◆ **Problem requirements**
Go through the data underneath and copy every line exactly.

◆ **Task input**
● ● ● ● ● ● ●

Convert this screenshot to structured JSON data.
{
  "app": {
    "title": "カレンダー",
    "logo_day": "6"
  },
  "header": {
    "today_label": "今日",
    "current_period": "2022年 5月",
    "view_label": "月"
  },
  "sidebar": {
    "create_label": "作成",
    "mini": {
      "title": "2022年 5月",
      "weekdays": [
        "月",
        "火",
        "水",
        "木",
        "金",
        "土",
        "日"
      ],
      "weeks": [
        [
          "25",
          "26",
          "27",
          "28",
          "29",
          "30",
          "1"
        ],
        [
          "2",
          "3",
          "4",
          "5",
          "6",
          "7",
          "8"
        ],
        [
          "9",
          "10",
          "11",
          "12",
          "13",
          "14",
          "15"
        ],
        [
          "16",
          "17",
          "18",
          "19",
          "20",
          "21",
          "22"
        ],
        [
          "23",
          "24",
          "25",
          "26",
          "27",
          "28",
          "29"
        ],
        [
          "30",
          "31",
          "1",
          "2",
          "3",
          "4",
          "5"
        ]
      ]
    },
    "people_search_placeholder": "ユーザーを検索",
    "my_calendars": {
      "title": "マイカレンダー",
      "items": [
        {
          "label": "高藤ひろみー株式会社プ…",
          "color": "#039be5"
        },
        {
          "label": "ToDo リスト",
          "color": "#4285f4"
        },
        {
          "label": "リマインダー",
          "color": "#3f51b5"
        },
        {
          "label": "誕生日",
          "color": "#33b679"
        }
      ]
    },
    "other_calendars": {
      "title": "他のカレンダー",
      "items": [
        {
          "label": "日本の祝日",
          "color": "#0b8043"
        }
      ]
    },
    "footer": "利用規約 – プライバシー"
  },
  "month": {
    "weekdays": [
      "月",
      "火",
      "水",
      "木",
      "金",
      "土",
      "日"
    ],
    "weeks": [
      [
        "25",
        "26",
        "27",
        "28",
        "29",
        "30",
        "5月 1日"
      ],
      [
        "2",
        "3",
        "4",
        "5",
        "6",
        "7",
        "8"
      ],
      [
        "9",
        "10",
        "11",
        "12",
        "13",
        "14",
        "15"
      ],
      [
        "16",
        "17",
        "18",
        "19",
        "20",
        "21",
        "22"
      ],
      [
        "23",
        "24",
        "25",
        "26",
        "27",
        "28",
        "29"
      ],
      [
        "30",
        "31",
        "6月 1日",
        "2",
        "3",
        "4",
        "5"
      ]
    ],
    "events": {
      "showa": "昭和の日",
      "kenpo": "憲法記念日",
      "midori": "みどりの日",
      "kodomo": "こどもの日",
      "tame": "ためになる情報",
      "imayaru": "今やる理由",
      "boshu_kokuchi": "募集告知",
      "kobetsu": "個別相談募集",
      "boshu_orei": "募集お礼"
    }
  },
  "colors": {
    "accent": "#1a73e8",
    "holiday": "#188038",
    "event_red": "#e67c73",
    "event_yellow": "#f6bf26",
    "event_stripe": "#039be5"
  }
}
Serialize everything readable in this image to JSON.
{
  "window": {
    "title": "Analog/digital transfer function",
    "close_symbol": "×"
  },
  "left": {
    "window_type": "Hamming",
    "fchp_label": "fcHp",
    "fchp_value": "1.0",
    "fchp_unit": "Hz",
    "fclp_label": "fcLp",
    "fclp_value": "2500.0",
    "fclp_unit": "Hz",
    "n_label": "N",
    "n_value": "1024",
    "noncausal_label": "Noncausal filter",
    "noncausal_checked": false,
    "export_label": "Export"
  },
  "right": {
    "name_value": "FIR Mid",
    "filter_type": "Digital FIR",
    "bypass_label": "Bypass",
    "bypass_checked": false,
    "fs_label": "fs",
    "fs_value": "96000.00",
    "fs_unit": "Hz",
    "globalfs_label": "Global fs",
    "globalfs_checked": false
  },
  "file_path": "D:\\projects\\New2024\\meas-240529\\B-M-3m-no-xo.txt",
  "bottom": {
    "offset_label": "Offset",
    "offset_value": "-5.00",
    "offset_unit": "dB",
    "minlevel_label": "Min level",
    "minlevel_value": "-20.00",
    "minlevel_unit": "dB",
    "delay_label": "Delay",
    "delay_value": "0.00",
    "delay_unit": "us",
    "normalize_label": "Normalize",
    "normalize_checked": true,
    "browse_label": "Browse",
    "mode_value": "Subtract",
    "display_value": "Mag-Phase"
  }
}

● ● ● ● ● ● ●

◆ **Response to this task**
Convert this screenshot to structured JSON data.
{
  "app": {
    "title": "カレンダー",
    "logo_day": "6"
  },
  "header": {
    "today_label": "今日",
    "current_period": "2022年 5月",
    "view_label": "月"
  },
  "sidebar": {
    "create_label": "作成",
    "mini": {
      "title": "2022年 5月",
      "weekdays": [
        "月",
        "火",
        "水",
        "木",
        "金",
        "土",
        "日"
      ],
      "weeks": [
        [
          "25",
          "26",
          "27",
          "28",
          "29",
          "30",
          "1"
        ],
        [
          "2",
          "3",
          "4",
          "5",
          "6",
          "7",
          "8"
        ],
        [
          "9",
          "10",
          "11",
          "12",
          "13",
          "14",
          "15"
        ],
        [
          "16",
          "17",
          "18",
          "19",
          "20",
          "21",
          "22"
        ],
        [
          "23",
          "24",
          "25",
          "26",
          "27",
          "28",
          "29"
        ],
        [
          "30",
          "31",
          "1",
          "2",
          "3",
          "4",
          "5"
        ]
      ]
    },
    "people_search_placeholder": "ユーザーを検索",
    "my_calendars": {
      "title": "マイカレンダー",
      "items": [
        {
          "label": "高藤ひろみー株式会社プ…",
          "color": "#039be5"
        },
        {
          "label": "ToDo リスト",
          "color": "#4285f4"
        },
        {
          "label": "リマインダー",
          "color": "#3f51b5"
        },
        {
          "label": "誕生日",
          "color": "#33b679"
        }
      ]
    },
    "other_calendars": {
      "title": "他のカレンダー",
      "items": [
        {
          "label": "日本の祝日",
          "color": "#0b8043"
        }
      ]
    },
    "footer": "利用規約 – プライバシー"
  },
  "month": {
    "weekdays": [
      "月",
      "火",
      "水",
      "木",
      "金",
      "土",
      "日"
    ],
    "weeks": [
      [
        "25",
        "26",
        "27",
        "28",
        "29",
        "30",
        "5月 1日"
      ],
      [
        "2",
        "3",
        "4",
        "5",
        "6",
        "7",
        "8"
      ],
      [
        "9",
        "10",
        "11",
        "12",
        "13",
        "14",
        "15"
      ],
      [
        "16",
        "17",
        "18",
        "19",
        "20",
        "21",
        "22"
      ],
      [
        "23",
        "24",
        "25",
        "26",
        "27",
        "28",
        "29"
      ],
      [
        "30",
        "31",
        "6月 1日",
        "2",
        "3",
        "4",
        "5"
      ]
    ],
    "events": {
      "showa": "昭和の日",
      "kenpo": "憲法記念日",
      "midori": "みどりの日",
      "kodomo": "こどもの日",
      "tame": "ためになる情報",
      "imayaru": "今やる理由",
      "boshu_kokuchi": "募集告知",
      "kobetsu": "個別相談募集",
      "boshu_orei": "募集お礼"
    }
  },
  "colors": {
    "accent": "#1a73e8",
    "holiday": "#188038",
    "event_red": "#e67c73",
    "event_yellow": "#f6bf26",
    "event_stripe": "#039be5"
  }
}
Serialize everything readable in this image to JSON.
{
  "window": {
    "title": "Analog/digital transfer function",
    "close_symbol": "×"
  },
  "left": {
    "window_type": "Hamming",
    "fchp_label": "fcHp",
    "fchp_value": "1.0",
    "fchp_unit": "Hz",
    "fclp_label": "fcLp",
    "fclp_value": "2500.0",
    "fclp_unit": "Hz",
    "n_label": "N",
    "n_value": "1024",
    "noncausal_label": "Noncausal filter",
    "noncausal_checked": false,
    "export_label": "Export"
  },
  "right": {
    "name_value": "FIR Mid",
    "filter_type": "Digital FIR",
    "bypass_label": "Bypass",
    "bypass_checked": false,
    "fs_label": "fs",
    "fs_value": "96000.00",
    "fs_unit": "Hz",
    "globalfs_label": "Global fs",
    "globalfs_checked": false
  },
  "file_path": "D:\\projects\\New2024\\meas-240529\\B-M-3m-no-xo.txt",
  "bottom": {
    "offset_label": "Offset",
    "offset_value": "-5.00",
    "offset_unit": "dB",
    "minlevel_label": "Min level",
    "minlevel_value": "-20.00",
    "minlevel_unit": "dB",
    "delay_label": "Delay",
    "delay_value": "0.00",
    "delay_unit": "us",
    "normalize_label": "Normalize",
    "normalize_checked": true,
    "browse_label": "Browse",
    "mode_value": "Subtract",
    "display_value": "Mag-Phase"
  }
}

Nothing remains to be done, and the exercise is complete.